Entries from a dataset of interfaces
================================
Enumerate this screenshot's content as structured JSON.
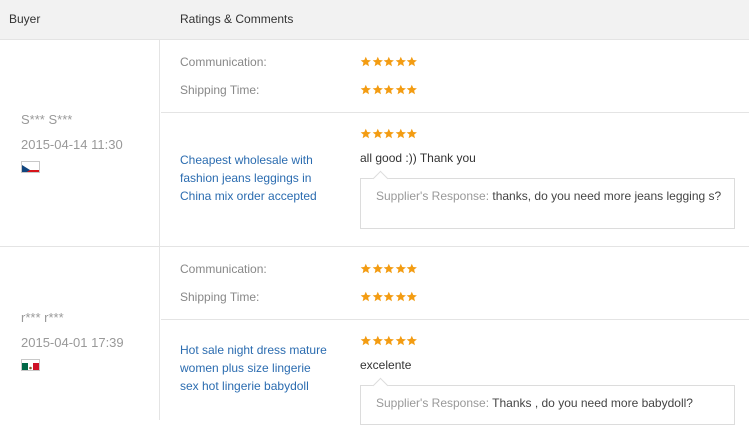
{
  "header": {
    "buyer": "Buyer",
    "ratings_comments": "Ratings & Comments"
  },
  "colors": {
    "star": "#f39c12",
    "link": "#2b6cb0"
  },
  "feedbacks": [
    {
      "buyer": "S*** S***",
      "date": "2015-04-14 11:30",
      "country_flag": "czech-republic",
      "communication_label": "Communication:",
      "communication_stars": 5,
      "shipping_label": "Shipping Time:",
      "shipping_stars": 5,
      "product": "Cheapest wholesale with fashion jeans leggings in China mix order accepted",
      "product_stars": 5,
      "comment": "all good :)) Thank you",
      "response_label": "Supplier's Response:",
      "response_text": "thanks, do you need more jeans legging s?"
    },
    {
      "buyer": "r*** r***",
      "date": "2015-04-01 17:39",
      "country_flag": "mexico",
      "communication_label": "Communication:",
      "communication_stars": 5,
      "shipping_label": "Shipping Time:",
      "shipping_stars": 5,
      "product": "Hot sale night dress mature women plus size lingerie sex hot lingerie babydoll",
      "product_stars": 5,
      "comment": "excelente",
      "response_label": "Supplier's Response:",
      "response_text": "Thanks , do you need more babydoll?"
    }
  ]
}
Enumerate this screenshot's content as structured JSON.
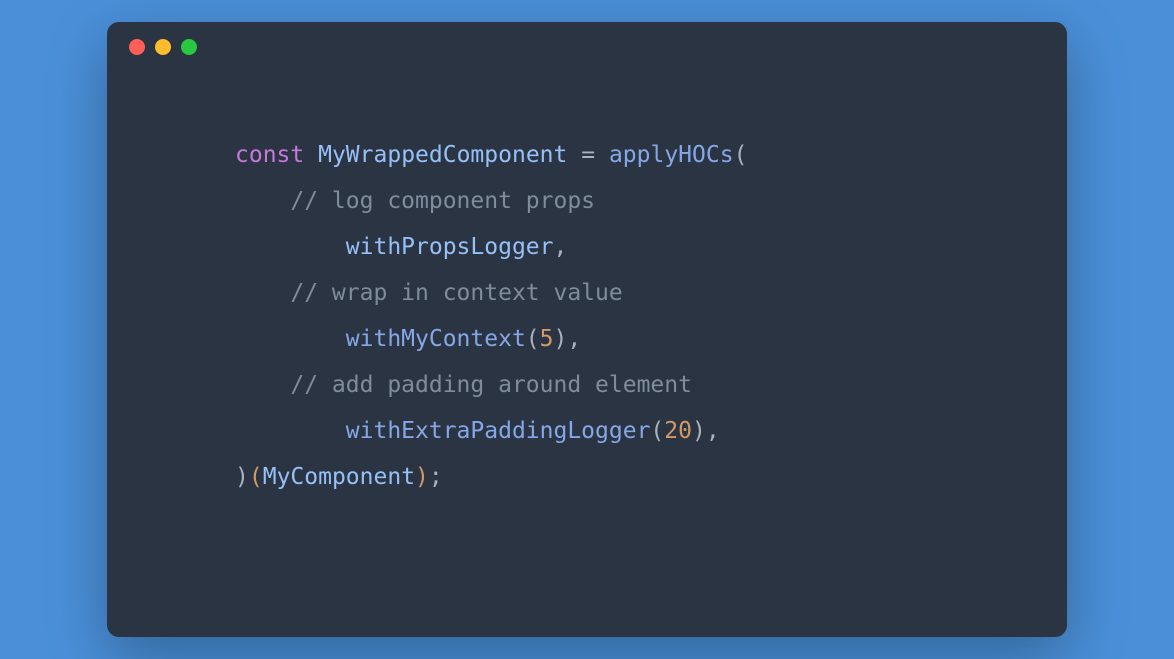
{
  "colors": {
    "background": "#4a90d9",
    "window_bg": "#2b3442",
    "keyword": "#c678dd",
    "identifier": "#96c0f7",
    "function": "#86a7e7",
    "punctuation": "#abb2bf",
    "comment": "#7f8c9b",
    "number": "#d19a66"
  },
  "traffic_lights": {
    "red": "#ff5f57",
    "yellow": "#febc2e",
    "green": "#28c840"
  },
  "code": {
    "line1": {
      "keyword": "const",
      "space1": " ",
      "varname": "MyWrappedComponent",
      "space2": " ",
      "equals": "=",
      "space3": " ",
      "func": "applyHOCs",
      "paren": "("
    },
    "line2": {
      "indent": "    ",
      "comment": "// log component props"
    },
    "line3": {
      "indent": "        ",
      "ident": "withPropsLogger",
      "comma": ","
    },
    "line4": {
      "indent": "    ",
      "comment": "// wrap in context value"
    },
    "line5": {
      "indent": "        ",
      "func": "withMyContext",
      "lparen": "(",
      "num": "5",
      "rparen": ")",
      "comma": ","
    },
    "line6": {
      "indent": "    ",
      "comment": "// add padding around element"
    },
    "line7": {
      "indent": "        ",
      "func": "withExtraPaddingLogger",
      "lparen": "(",
      "num": "20",
      "rparen": ")",
      "comma": ","
    },
    "line8": {
      "rparen1": ")",
      "lparen2": "(",
      "ident": "MyComponent",
      "rparen2": ")",
      "semi": ";"
    }
  }
}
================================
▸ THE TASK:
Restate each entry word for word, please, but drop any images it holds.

▸ EXERCISE OUTPUT:
Enumerate this screenshot's content as structured JSON.
{
  "header": {
    "buyer": "Buyer",
    "ratings_comments": "Ratings & Comments"
  },
  "colors": {
    "star": "#f39c12",
    "link": "#2b6cb0"
  },
  "feedbacks": [
    {
      "buyer": "S*** S***",
      "date": "2015-04-14 11:30",
      "country_flag": "czech-republic",
      "communication_label": "Communication:",
      "communication_stars": 5,
      "shipping_label": "Shipping Time:",
      "shipping_stars": 5,
      "product": "Cheapest wholesale with fashion jeans leggings in China mix order accepted",
      "product_stars": 5,
      "comment": "all good :)) Thank you",
      "response_label": "Supplier's Response:",
      "response_text": "thanks, do you need more jeans legging s?"
    },
    {
      "buyer": "r*** r***",
      "date": "2015-04-01 17:39",
      "country_flag": "mexico",
      "communication_label": "Communication:",
      "communication_stars": 5,
      "shipping_label": "Shipping Time:",
      "shipping_stars": 5,
      "product": "Hot sale night dress mature women plus size lingerie sex hot lingerie babydoll",
      "product_stars": 5,
      "comment": "excelente",
      "response_label": "Supplier's Response:",
      "response_text": "Thanks , do you need more babydoll?"
    }
  ]
}
Enumerate this screenshot's content as structured JSON.
{
  "colors": {
    "background": "#4a90d9",
    "window_bg": "#2b3442",
    "keyword": "#c678dd",
    "identifier": "#96c0f7",
    "function": "#86a7e7",
    "punctuation": "#abb2bf",
    "comment": "#7f8c9b",
    "number": "#d19a66"
  },
  "traffic_lights": {
    "red": "#ff5f57",
    "yellow": "#febc2e",
    "green": "#28c840"
  },
  "code": {
    "line1": {
      "keyword": "const",
      "space1": " ",
      "varname": "MyWrappedComponent",
      "space2": " ",
      "equals": "=",
      "space3": " ",
      "func": "applyHOCs",
      "paren": "("
    },
    "line2": {
      "indent": "    ",
      "comment": "// log component props"
    },
    "line3": {
      "indent": "        ",
      "ident": "withPropsLogger",
      "comma": ","
    },
    "line4": {
      "indent": "    ",
      "comment": "// wrap in context value"
    },
    "line5": {
      "indent": "        ",
      "func": "withMyContext",
      "lparen": "(",
      "num": "5",
      "rparen": ")",
      "comma": ","
    },
    "line6": {
      "indent": "    ",
      "comment": "// add padding around element"
    },
    "line7": {
      "indent": "        ",
      "func": "withExtraPaddingLogger",
      "lparen": "(",
      "num": "20",
      "rparen": ")",
      "comma": ","
    },
    "line8": {
      "rparen1": ")",
      "lparen2": "(",
      "ident": "MyComponent",
      "rparen2": ")",
      "semi": ";"
    }
  }
}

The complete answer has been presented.